Interface dataset entries
::::::::
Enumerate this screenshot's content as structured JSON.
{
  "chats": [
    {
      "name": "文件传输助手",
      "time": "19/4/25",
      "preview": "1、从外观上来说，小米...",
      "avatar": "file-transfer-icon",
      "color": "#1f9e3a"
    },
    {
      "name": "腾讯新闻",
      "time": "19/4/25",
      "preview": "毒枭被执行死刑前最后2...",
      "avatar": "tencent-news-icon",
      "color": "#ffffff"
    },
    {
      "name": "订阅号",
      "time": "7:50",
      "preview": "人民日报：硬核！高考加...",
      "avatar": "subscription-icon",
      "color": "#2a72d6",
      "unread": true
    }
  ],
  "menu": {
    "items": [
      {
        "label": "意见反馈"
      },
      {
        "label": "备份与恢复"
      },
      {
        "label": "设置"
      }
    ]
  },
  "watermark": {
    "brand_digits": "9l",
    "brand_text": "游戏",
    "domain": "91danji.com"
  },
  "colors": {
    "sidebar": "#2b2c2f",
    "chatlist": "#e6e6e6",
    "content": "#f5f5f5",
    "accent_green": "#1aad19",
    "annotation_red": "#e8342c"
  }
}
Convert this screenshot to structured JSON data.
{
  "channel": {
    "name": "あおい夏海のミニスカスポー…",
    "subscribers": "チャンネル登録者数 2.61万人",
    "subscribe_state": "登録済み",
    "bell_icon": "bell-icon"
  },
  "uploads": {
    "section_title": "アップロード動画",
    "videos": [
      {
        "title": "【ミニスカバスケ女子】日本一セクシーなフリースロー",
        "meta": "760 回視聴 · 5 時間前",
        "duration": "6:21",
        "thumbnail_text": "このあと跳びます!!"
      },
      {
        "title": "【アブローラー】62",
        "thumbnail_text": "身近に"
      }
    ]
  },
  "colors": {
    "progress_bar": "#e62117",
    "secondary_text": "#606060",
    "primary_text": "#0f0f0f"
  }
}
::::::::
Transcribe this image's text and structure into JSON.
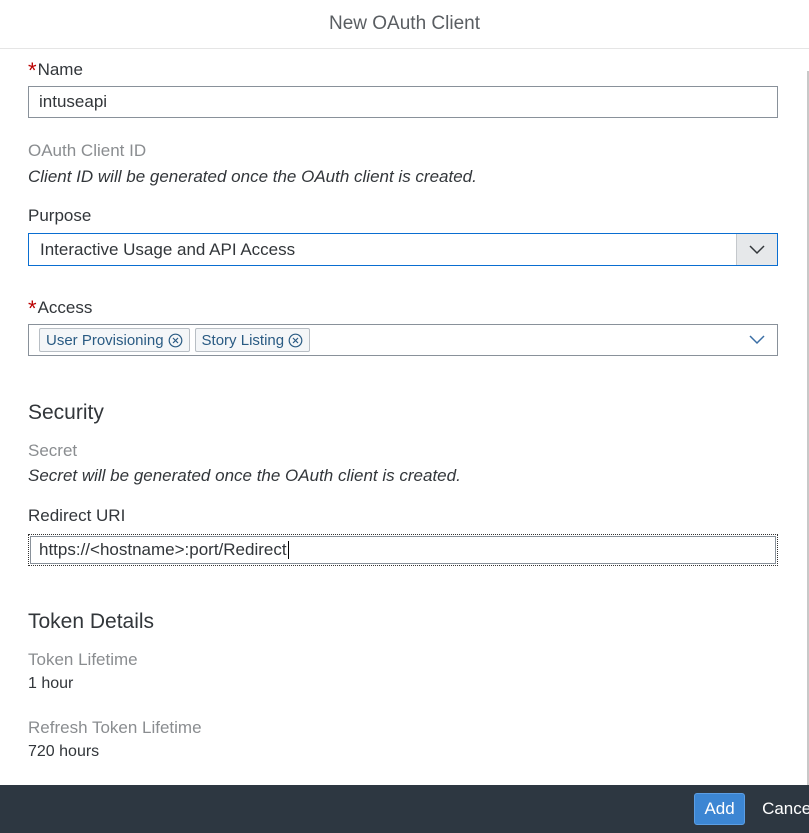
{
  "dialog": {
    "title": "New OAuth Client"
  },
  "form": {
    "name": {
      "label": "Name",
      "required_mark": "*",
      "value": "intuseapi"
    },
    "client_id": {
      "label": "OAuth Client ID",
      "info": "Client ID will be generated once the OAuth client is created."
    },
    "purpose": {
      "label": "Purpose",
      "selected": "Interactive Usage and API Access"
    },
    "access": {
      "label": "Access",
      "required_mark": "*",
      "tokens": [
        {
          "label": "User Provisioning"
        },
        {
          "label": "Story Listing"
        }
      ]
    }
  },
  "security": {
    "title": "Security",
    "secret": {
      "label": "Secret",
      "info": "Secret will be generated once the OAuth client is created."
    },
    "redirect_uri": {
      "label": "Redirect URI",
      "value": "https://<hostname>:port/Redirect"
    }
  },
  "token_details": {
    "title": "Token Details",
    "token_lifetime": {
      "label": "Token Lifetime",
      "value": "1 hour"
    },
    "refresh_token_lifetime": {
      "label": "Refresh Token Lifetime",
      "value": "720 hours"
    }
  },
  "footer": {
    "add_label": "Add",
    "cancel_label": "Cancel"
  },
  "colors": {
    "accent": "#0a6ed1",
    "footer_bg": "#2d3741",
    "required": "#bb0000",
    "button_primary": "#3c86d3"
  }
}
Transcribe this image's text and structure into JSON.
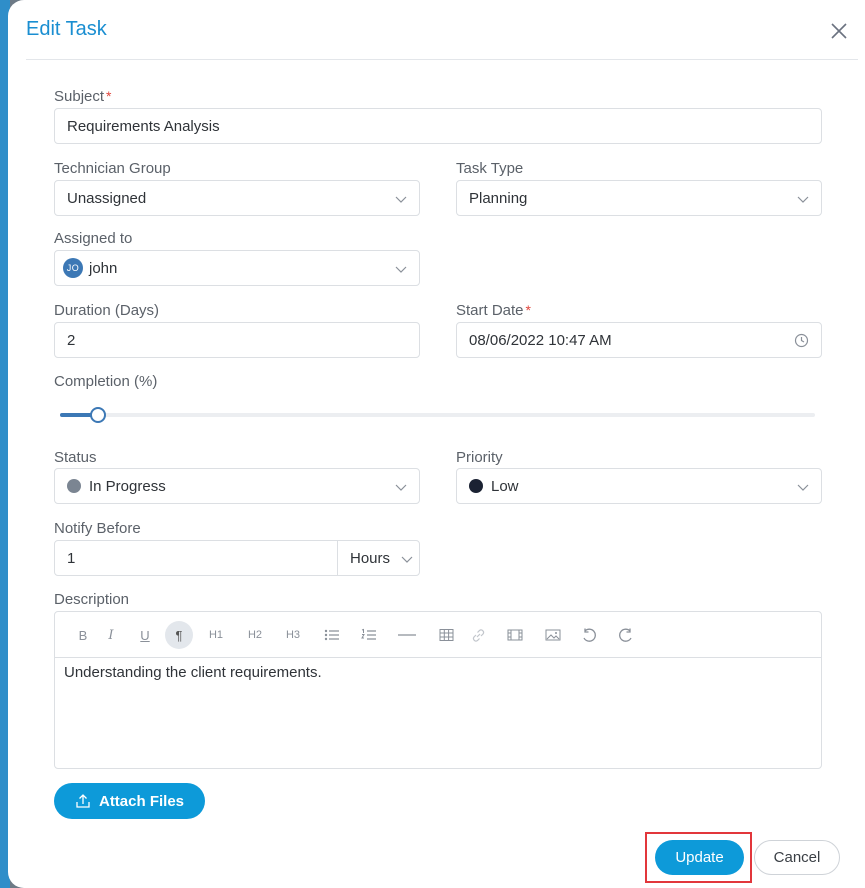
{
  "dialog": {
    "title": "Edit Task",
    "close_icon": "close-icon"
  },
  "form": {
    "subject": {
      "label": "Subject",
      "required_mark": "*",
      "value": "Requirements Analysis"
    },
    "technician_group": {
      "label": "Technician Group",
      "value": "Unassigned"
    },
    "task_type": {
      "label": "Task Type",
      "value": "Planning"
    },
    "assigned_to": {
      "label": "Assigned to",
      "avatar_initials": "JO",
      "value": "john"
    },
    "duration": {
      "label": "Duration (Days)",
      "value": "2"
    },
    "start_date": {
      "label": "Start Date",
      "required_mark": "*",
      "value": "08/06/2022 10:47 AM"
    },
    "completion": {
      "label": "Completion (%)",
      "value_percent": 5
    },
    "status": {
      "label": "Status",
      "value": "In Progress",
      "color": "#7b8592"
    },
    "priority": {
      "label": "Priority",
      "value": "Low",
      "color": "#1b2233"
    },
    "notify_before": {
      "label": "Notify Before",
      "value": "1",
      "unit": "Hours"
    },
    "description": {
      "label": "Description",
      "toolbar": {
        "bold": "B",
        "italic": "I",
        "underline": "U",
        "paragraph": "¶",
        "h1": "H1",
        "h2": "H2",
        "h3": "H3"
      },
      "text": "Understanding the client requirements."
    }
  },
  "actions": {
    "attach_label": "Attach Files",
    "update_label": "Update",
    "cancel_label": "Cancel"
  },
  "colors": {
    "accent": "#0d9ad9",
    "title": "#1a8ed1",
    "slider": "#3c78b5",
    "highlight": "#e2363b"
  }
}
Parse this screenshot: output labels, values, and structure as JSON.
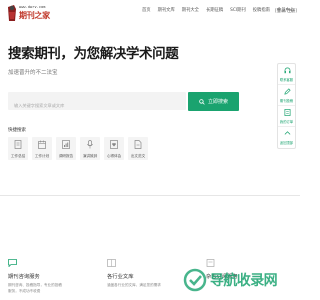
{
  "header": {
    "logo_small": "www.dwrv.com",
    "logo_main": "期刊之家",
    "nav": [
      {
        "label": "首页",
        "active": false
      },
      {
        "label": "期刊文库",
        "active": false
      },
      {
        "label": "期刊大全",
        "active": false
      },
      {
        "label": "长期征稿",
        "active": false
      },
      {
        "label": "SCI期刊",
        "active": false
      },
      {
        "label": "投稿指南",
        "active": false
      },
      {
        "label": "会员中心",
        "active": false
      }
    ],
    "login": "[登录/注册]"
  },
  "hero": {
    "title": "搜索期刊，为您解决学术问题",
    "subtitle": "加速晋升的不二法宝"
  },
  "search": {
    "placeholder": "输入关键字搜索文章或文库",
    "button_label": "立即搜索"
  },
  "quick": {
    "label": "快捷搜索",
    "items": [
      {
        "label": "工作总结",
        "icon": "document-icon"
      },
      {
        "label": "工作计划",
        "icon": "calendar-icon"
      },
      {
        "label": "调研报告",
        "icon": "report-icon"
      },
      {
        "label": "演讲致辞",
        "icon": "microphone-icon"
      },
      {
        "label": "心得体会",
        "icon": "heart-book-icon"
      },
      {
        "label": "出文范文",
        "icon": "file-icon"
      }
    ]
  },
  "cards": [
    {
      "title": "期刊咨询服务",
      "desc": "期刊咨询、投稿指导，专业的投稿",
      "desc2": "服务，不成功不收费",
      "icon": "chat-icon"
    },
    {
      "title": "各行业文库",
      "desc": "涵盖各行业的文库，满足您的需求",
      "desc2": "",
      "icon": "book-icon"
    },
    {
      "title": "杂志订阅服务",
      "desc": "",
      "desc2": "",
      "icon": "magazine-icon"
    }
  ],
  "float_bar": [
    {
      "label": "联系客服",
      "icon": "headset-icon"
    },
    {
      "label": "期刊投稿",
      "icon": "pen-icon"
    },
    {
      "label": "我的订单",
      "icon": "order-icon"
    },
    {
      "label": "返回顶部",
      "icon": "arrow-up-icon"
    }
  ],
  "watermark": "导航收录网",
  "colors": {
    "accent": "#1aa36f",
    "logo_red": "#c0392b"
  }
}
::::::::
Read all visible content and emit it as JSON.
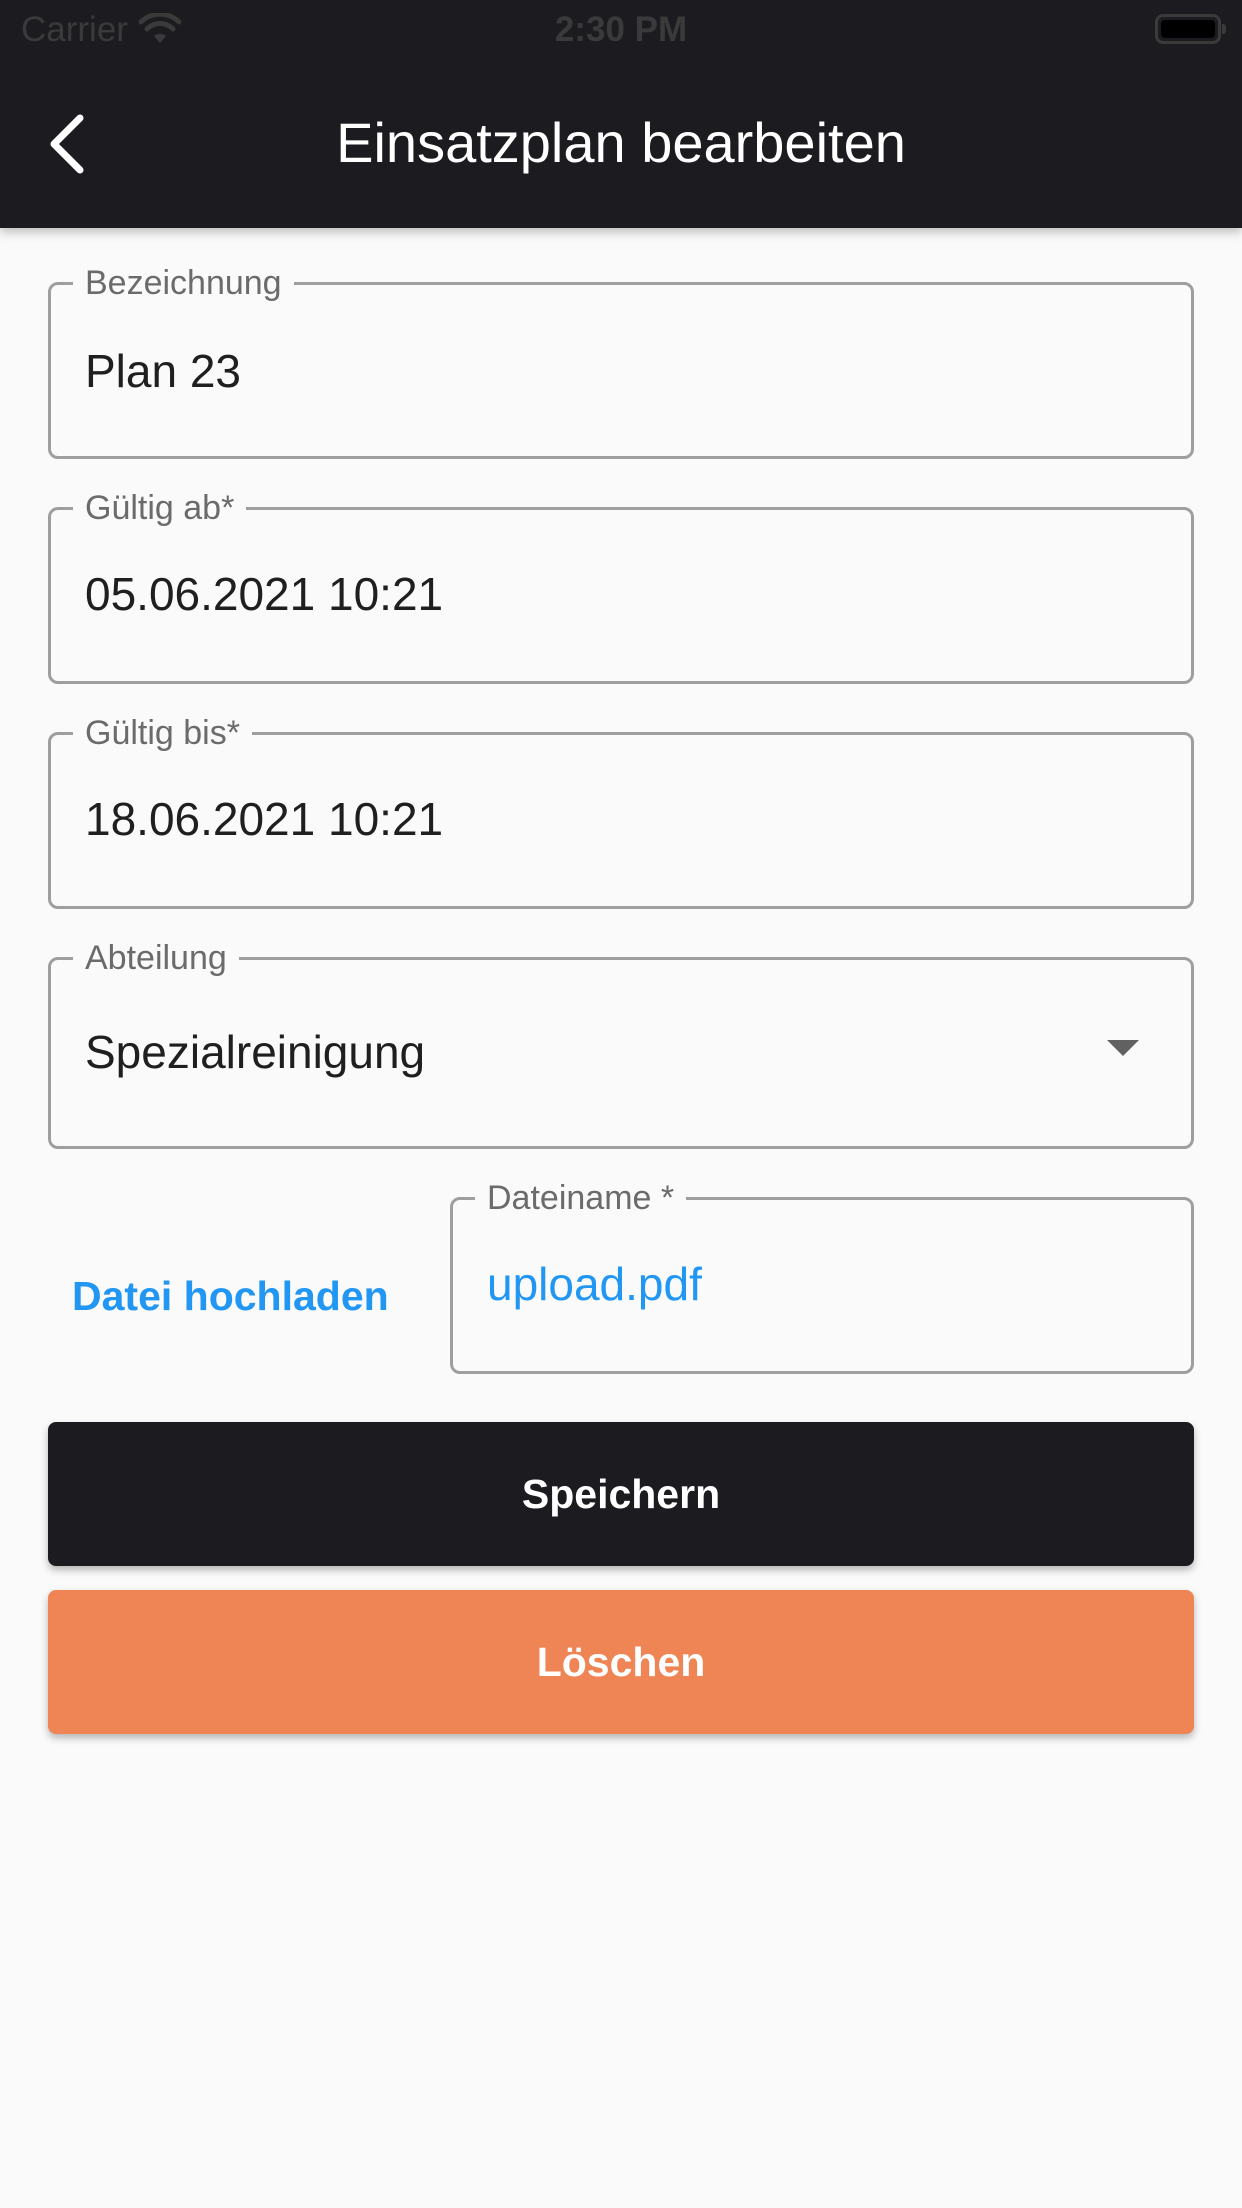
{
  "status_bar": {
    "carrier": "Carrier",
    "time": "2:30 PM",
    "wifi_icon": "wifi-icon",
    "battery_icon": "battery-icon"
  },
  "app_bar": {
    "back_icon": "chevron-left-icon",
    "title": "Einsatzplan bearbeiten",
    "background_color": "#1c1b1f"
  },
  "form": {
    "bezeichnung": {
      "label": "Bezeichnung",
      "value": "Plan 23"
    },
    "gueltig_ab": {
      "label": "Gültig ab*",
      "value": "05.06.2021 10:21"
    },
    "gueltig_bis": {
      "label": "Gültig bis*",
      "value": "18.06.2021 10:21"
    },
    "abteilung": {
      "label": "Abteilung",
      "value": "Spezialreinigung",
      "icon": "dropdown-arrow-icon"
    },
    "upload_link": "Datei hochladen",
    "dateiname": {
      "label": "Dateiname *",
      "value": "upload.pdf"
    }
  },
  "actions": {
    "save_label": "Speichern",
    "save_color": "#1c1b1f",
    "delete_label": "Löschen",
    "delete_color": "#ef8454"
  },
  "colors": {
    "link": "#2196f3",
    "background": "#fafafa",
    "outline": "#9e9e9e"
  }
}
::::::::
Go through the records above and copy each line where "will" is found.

Answer box.
      "info": "Client ID will be generated once the OAuth client is created."
      "info": "Secret will be generated once the OAuth client is created."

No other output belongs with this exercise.